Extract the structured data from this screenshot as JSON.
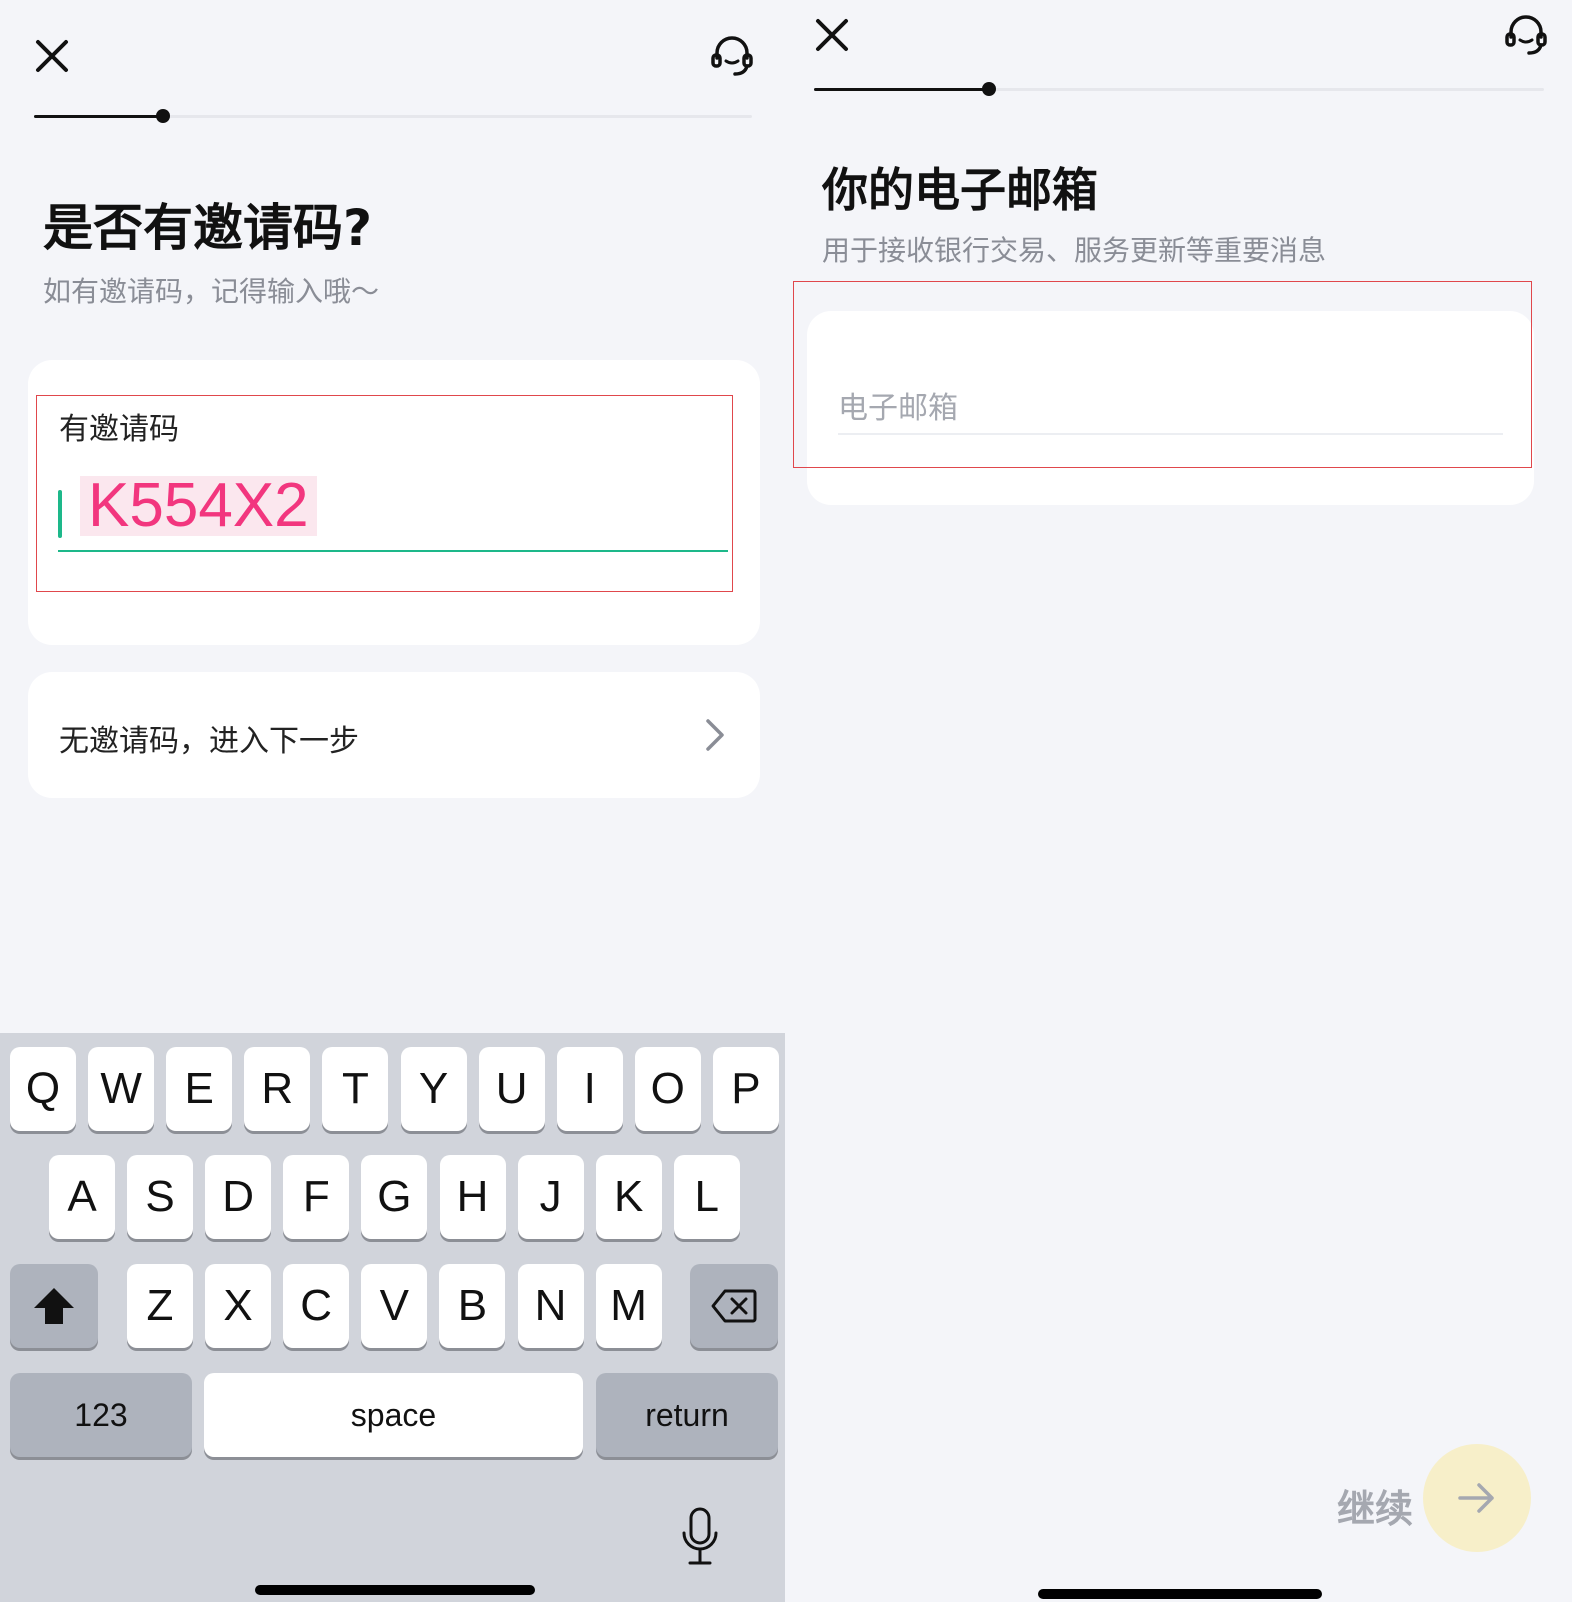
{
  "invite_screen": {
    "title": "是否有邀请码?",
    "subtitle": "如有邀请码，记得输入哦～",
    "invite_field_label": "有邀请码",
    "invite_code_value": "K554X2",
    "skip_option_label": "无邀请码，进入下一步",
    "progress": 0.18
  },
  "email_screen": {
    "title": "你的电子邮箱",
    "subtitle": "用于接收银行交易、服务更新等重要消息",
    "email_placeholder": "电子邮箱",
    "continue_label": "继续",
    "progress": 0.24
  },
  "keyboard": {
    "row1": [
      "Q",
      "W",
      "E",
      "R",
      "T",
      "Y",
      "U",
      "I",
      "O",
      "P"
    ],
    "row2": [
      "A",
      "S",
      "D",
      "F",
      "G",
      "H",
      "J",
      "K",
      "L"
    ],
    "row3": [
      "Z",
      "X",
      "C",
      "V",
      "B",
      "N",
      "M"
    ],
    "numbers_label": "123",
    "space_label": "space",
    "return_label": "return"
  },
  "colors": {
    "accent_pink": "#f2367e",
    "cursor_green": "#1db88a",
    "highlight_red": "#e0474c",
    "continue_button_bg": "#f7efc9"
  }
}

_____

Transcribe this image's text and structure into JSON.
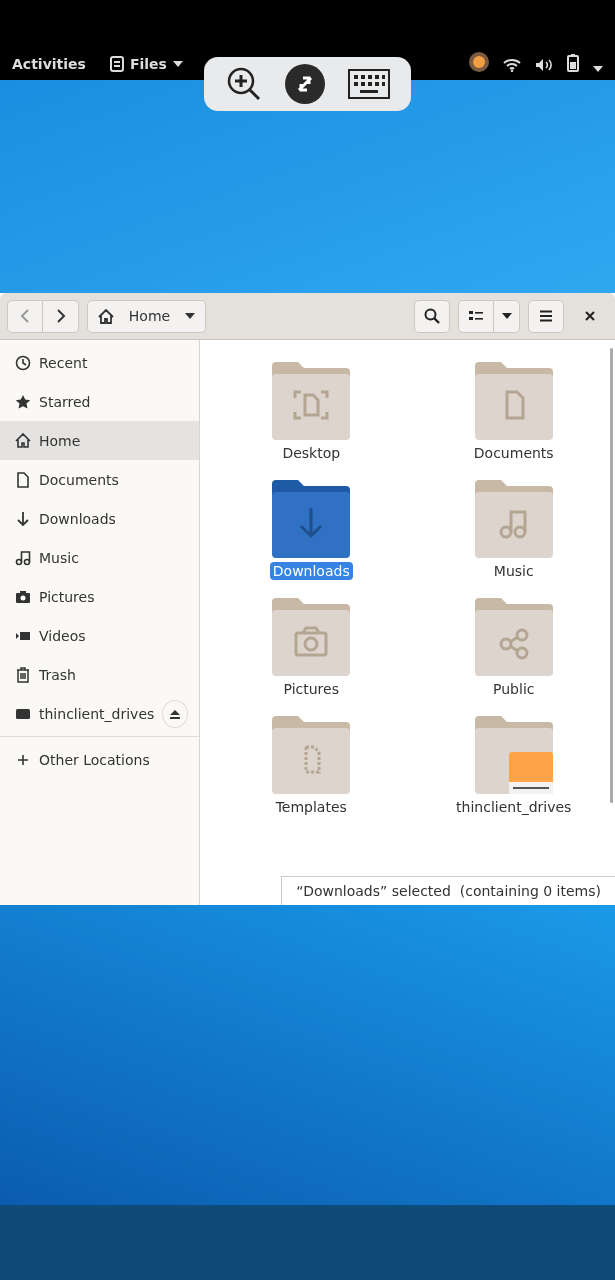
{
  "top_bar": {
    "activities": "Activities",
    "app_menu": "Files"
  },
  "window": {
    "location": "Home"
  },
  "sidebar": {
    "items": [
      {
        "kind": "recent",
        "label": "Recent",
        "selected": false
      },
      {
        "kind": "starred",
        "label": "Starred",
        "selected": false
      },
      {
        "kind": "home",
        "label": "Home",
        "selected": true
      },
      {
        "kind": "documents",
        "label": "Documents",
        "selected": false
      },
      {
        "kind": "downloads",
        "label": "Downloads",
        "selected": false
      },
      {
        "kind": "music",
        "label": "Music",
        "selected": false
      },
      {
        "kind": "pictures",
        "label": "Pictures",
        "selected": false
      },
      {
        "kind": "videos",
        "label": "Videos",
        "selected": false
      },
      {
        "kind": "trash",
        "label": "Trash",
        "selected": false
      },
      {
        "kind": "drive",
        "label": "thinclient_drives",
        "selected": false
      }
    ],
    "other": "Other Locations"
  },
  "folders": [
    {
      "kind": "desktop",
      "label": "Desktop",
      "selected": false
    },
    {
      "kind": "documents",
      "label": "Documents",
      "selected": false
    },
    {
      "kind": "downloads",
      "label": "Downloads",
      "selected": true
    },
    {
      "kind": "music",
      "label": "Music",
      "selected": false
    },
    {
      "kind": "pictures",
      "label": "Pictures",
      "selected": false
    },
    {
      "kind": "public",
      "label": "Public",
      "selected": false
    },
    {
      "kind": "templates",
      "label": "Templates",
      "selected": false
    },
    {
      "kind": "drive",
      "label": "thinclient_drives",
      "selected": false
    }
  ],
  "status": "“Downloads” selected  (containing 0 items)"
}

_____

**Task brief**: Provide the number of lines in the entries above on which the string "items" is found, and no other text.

**Your solution**: 2